Controversial former University of the Witwatersrand SRC president Mcebo Dlamini was denied bail in .
IF THERE'S one thing about Italians it's that they definitely have style.
When it comes to fashion, just think about the fine designs of Giorgio Armani or Miuccia Prada; with soccer you have the silky skills of Francesco Totti. In motoring you have the finest brands around ... Ferrari, Lamborghini, Maserati.
Not out of place among this illustrious lot is the niche brand Alfa Romeo.
It's been a tough few months for most in the motor industry and no one knows this better than the people at Alfa. But they were nevertheless in an upbeat mood at the launch last week of their new MiTo. And why not?
A funky image, awesome engine, competitive price and all the latest in on-board technology add up to one thing ... a winner!
Let's start with the exterior.

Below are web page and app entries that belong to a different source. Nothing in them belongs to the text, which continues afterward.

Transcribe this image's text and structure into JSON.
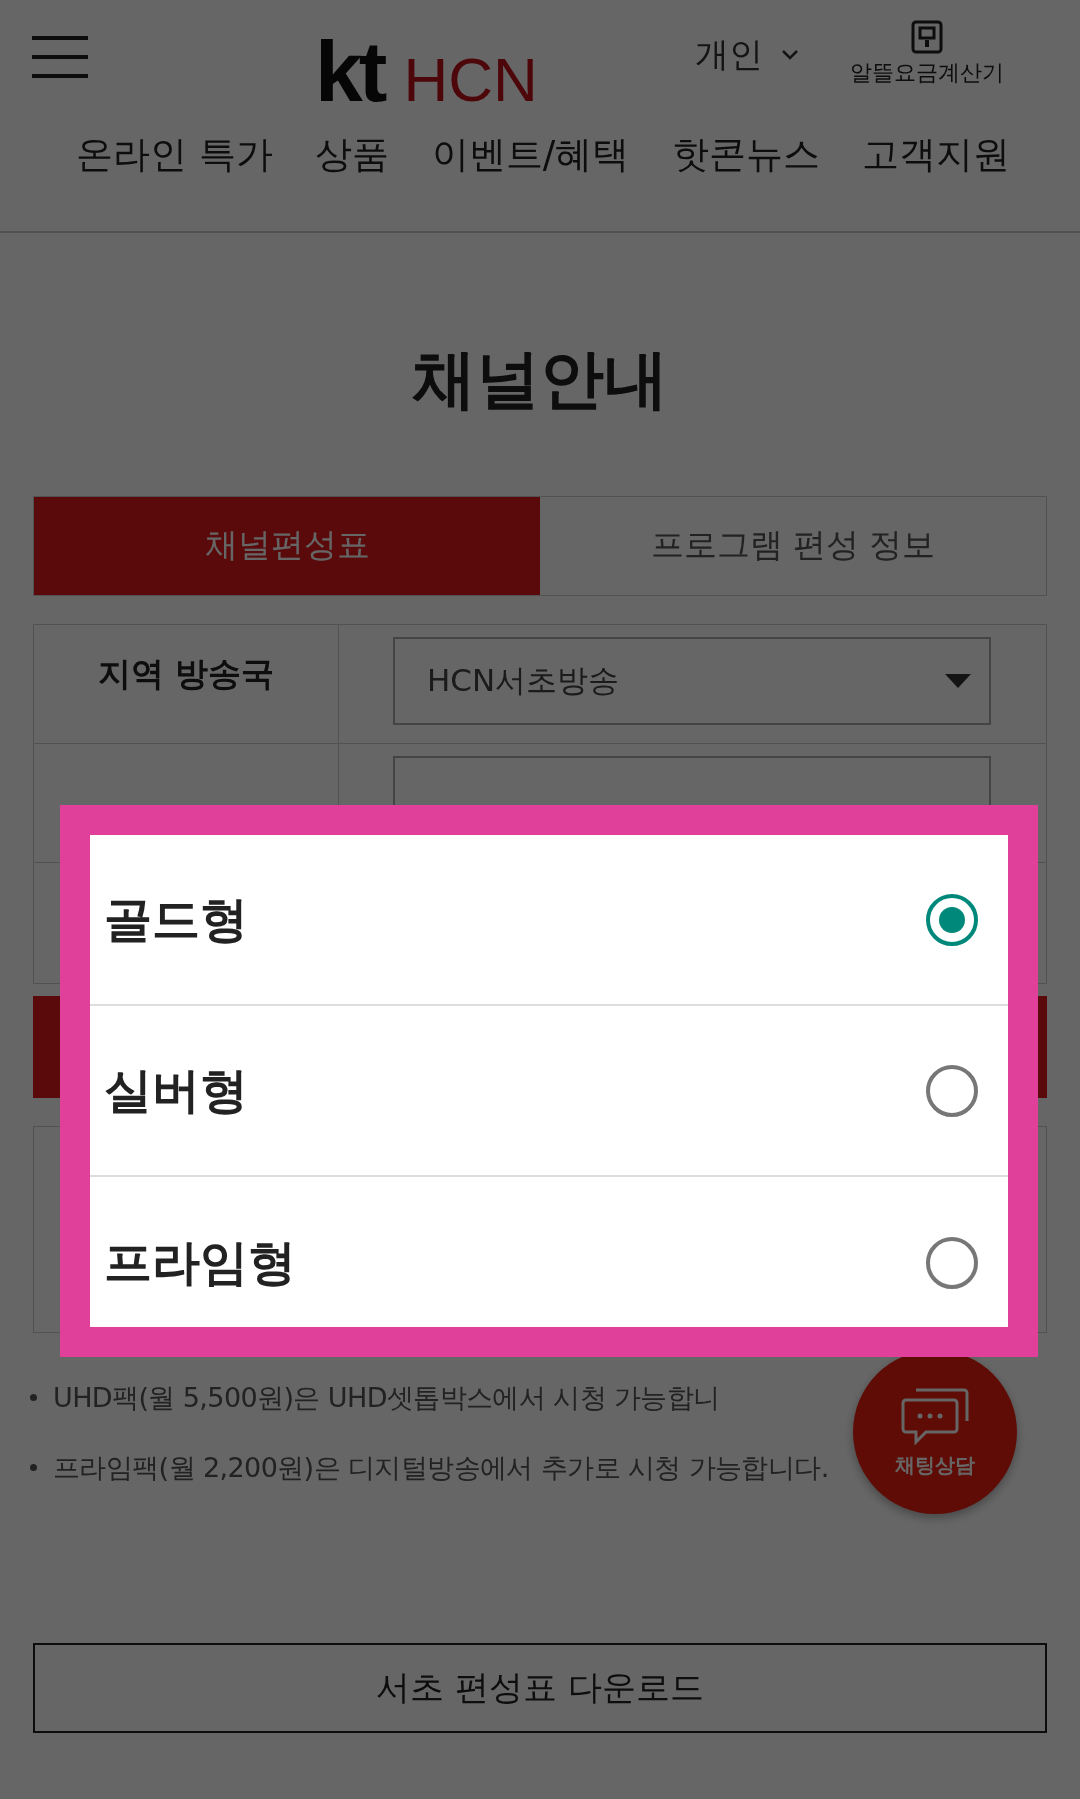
{
  "header": {
    "brand_kt": "kt",
    "brand_hcn": "HCN",
    "segment": "개인",
    "calculator": "알뜰요금계산기"
  },
  "nav": [
    "온라인 특가",
    "상품",
    "이벤트/혜택",
    "핫콘뉴스",
    "고객지원"
  ],
  "title": "채널안내",
  "tabs": [
    {
      "label": "채널편성표",
      "selected": true
    },
    {
      "label": "프로그램 편성 정보",
      "selected": false
    }
  ],
  "form": {
    "region_label": "지역 방송국",
    "region_value": "HCN서초방송"
  },
  "notes": [
    "UHD팩(월 5,500원)은 UHD셋톱박스에서 시청 가능합니",
    "프라임팩(월 2,200원)은 디지털방송에서 추가로 시청 가능합니다."
  ],
  "download_button": "서초 편성표 다운로드",
  "chat_button": "채팅상담",
  "dialog": {
    "options": [
      {
        "label": "골드형",
        "selected": true
      },
      {
        "label": "실버형",
        "selected": false
      },
      {
        "label": "프라임형",
        "selected": false
      }
    ]
  }
}
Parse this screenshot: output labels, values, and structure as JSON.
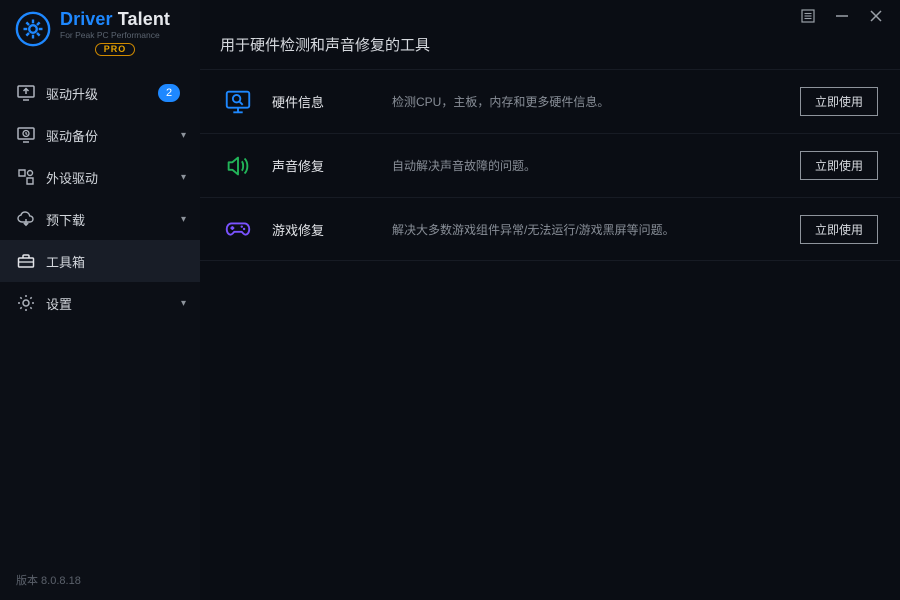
{
  "app": {
    "logo_main_blue": "Driver",
    "logo_main_white": "Talent",
    "logo_subtitle": "For Peak PC Performance",
    "logo_badge": "PRO"
  },
  "sidebar": {
    "items": [
      {
        "label": "驱动升级",
        "badge": "2",
        "expandable": false
      },
      {
        "label": "驱动备份",
        "expandable": true
      },
      {
        "label": "外设驱动",
        "expandable": true
      },
      {
        "label": "预下载",
        "expandable": true
      },
      {
        "label": "工具箱",
        "expandable": false,
        "active": true
      },
      {
        "label": "设置",
        "expandable": true
      }
    ]
  },
  "main": {
    "title": "用于硬件检测和声音修复的工具",
    "tools": [
      {
        "name": "硬件信息",
        "desc": "检测CPU，主板，内存和更多硬件信息。",
        "action": "立即使用"
      },
      {
        "name": "声音修复",
        "desc": "自动解决声音故障的问题。",
        "action": "立即使用"
      },
      {
        "name": "游戏修复",
        "desc": "解决大多数游戏组件异常/无法运行/游戏黑屏等问题。",
        "action": "立即使用"
      }
    ]
  },
  "footer": {
    "version": "版本 8.0.8.18"
  }
}
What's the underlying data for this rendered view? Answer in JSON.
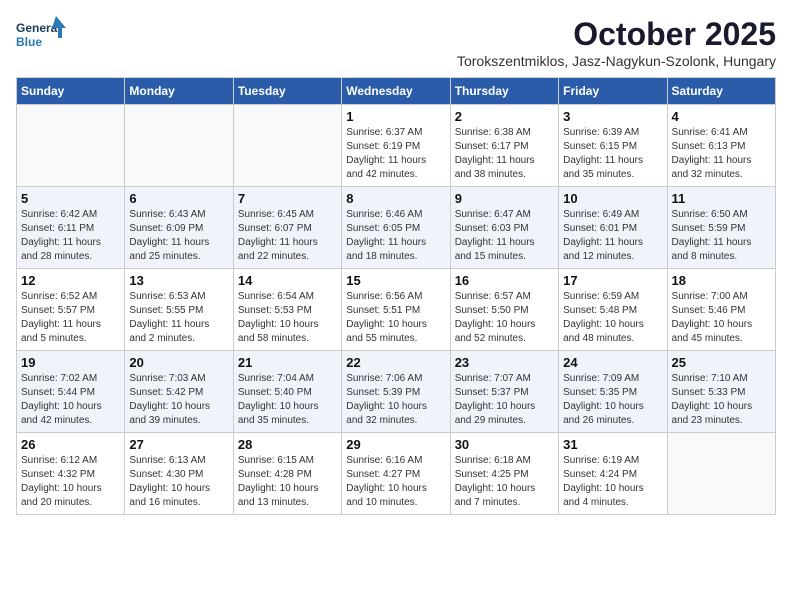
{
  "header": {
    "logo_line1": "General",
    "logo_line2": "Blue",
    "title": "October 2025",
    "subtitle": "Torokszentmiklos, Jasz-Nagykun-Szolonk, Hungary"
  },
  "weekdays": [
    "Sunday",
    "Monday",
    "Tuesday",
    "Wednesday",
    "Thursday",
    "Friday",
    "Saturday"
  ],
  "weeks": [
    [
      {
        "day": "",
        "info": ""
      },
      {
        "day": "",
        "info": ""
      },
      {
        "day": "",
        "info": ""
      },
      {
        "day": "1",
        "info": "Sunrise: 6:37 AM\nSunset: 6:19 PM\nDaylight: 11 hours\nand 42 minutes."
      },
      {
        "day": "2",
        "info": "Sunrise: 6:38 AM\nSunset: 6:17 PM\nDaylight: 11 hours\nand 38 minutes."
      },
      {
        "day": "3",
        "info": "Sunrise: 6:39 AM\nSunset: 6:15 PM\nDaylight: 11 hours\nand 35 minutes."
      },
      {
        "day": "4",
        "info": "Sunrise: 6:41 AM\nSunset: 6:13 PM\nDaylight: 11 hours\nand 32 minutes."
      }
    ],
    [
      {
        "day": "5",
        "info": "Sunrise: 6:42 AM\nSunset: 6:11 PM\nDaylight: 11 hours\nand 28 minutes."
      },
      {
        "day": "6",
        "info": "Sunrise: 6:43 AM\nSunset: 6:09 PM\nDaylight: 11 hours\nand 25 minutes."
      },
      {
        "day": "7",
        "info": "Sunrise: 6:45 AM\nSunset: 6:07 PM\nDaylight: 11 hours\nand 22 minutes."
      },
      {
        "day": "8",
        "info": "Sunrise: 6:46 AM\nSunset: 6:05 PM\nDaylight: 11 hours\nand 18 minutes."
      },
      {
        "day": "9",
        "info": "Sunrise: 6:47 AM\nSunset: 6:03 PM\nDaylight: 11 hours\nand 15 minutes."
      },
      {
        "day": "10",
        "info": "Sunrise: 6:49 AM\nSunset: 6:01 PM\nDaylight: 11 hours\nand 12 minutes."
      },
      {
        "day": "11",
        "info": "Sunrise: 6:50 AM\nSunset: 5:59 PM\nDaylight: 11 hours\nand 8 minutes."
      }
    ],
    [
      {
        "day": "12",
        "info": "Sunrise: 6:52 AM\nSunset: 5:57 PM\nDaylight: 11 hours\nand 5 minutes."
      },
      {
        "day": "13",
        "info": "Sunrise: 6:53 AM\nSunset: 5:55 PM\nDaylight: 11 hours\nand 2 minutes."
      },
      {
        "day": "14",
        "info": "Sunrise: 6:54 AM\nSunset: 5:53 PM\nDaylight: 10 hours\nand 58 minutes."
      },
      {
        "day": "15",
        "info": "Sunrise: 6:56 AM\nSunset: 5:51 PM\nDaylight: 10 hours\nand 55 minutes."
      },
      {
        "day": "16",
        "info": "Sunrise: 6:57 AM\nSunset: 5:50 PM\nDaylight: 10 hours\nand 52 minutes."
      },
      {
        "day": "17",
        "info": "Sunrise: 6:59 AM\nSunset: 5:48 PM\nDaylight: 10 hours\nand 48 minutes."
      },
      {
        "day": "18",
        "info": "Sunrise: 7:00 AM\nSunset: 5:46 PM\nDaylight: 10 hours\nand 45 minutes."
      }
    ],
    [
      {
        "day": "19",
        "info": "Sunrise: 7:02 AM\nSunset: 5:44 PM\nDaylight: 10 hours\nand 42 minutes."
      },
      {
        "day": "20",
        "info": "Sunrise: 7:03 AM\nSunset: 5:42 PM\nDaylight: 10 hours\nand 39 minutes."
      },
      {
        "day": "21",
        "info": "Sunrise: 7:04 AM\nSunset: 5:40 PM\nDaylight: 10 hours\nand 35 minutes."
      },
      {
        "day": "22",
        "info": "Sunrise: 7:06 AM\nSunset: 5:39 PM\nDaylight: 10 hours\nand 32 minutes."
      },
      {
        "day": "23",
        "info": "Sunrise: 7:07 AM\nSunset: 5:37 PM\nDaylight: 10 hours\nand 29 minutes."
      },
      {
        "day": "24",
        "info": "Sunrise: 7:09 AM\nSunset: 5:35 PM\nDaylight: 10 hours\nand 26 minutes."
      },
      {
        "day": "25",
        "info": "Sunrise: 7:10 AM\nSunset: 5:33 PM\nDaylight: 10 hours\nand 23 minutes."
      }
    ],
    [
      {
        "day": "26",
        "info": "Sunrise: 6:12 AM\nSunset: 4:32 PM\nDaylight: 10 hours\nand 20 minutes."
      },
      {
        "day": "27",
        "info": "Sunrise: 6:13 AM\nSunset: 4:30 PM\nDaylight: 10 hours\nand 16 minutes."
      },
      {
        "day": "28",
        "info": "Sunrise: 6:15 AM\nSunset: 4:28 PM\nDaylight: 10 hours\nand 13 minutes."
      },
      {
        "day": "29",
        "info": "Sunrise: 6:16 AM\nSunset: 4:27 PM\nDaylight: 10 hours\nand 10 minutes."
      },
      {
        "day": "30",
        "info": "Sunrise: 6:18 AM\nSunset: 4:25 PM\nDaylight: 10 hours\nand 7 minutes."
      },
      {
        "day": "31",
        "info": "Sunrise: 6:19 AM\nSunset: 4:24 PM\nDaylight: 10 hours\nand 4 minutes."
      },
      {
        "day": "",
        "info": ""
      }
    ]
  ]
}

Alfa have stolen the best features from an earlier creation, their 8C Competizione - frameless windows and LED taillights.
But for me the rear steals the show. Twin pipes poking from beneath a wide butt, with a low suspension thrown in, gives the MiTo an all-out sports look.
But there's not much point in having the look if you can't back it up with what's under the bonnet. And the MiTo comes to the party.
Only one engine is available: a 1,4-litre 16v turbopetrol.
Linked to a six-speed gearbox, the tiny engine has the oomph of much larger one and is deceptively fast.
From 0-100kmh takes just 8 seconds and a top speed of 215kmh will be enough to get you locked-up for the night!
There's not exactly an abundance of interior space but the MiTo makes up for that with a nicely laid out and practical instrumentation panel set in a carbon-fibre dashboard.
Fuel consumption - a claimed 6,5 litres per 100km - will have it sitting up there with the best around. We will let you know how accurate this is when we have one on test.
The MiTo will be available in nine colours, but what grabbed my attention was a lovely bright yellow, black and white.
A common gripe with Alfa from days gone by was the unavailability of parts. This should be a thing of the past after the group recently bought a new warehouse with extra capacity for spares.
In the event of parts not being available within two days, the company undertakes to supply the customer with a loan car.
A lot is riding on the success of the MiTo for Alfa Romeo South Africa, and I wouldn't bet against this being the vehicle to turn around the fortunes of a legend in the motoring world.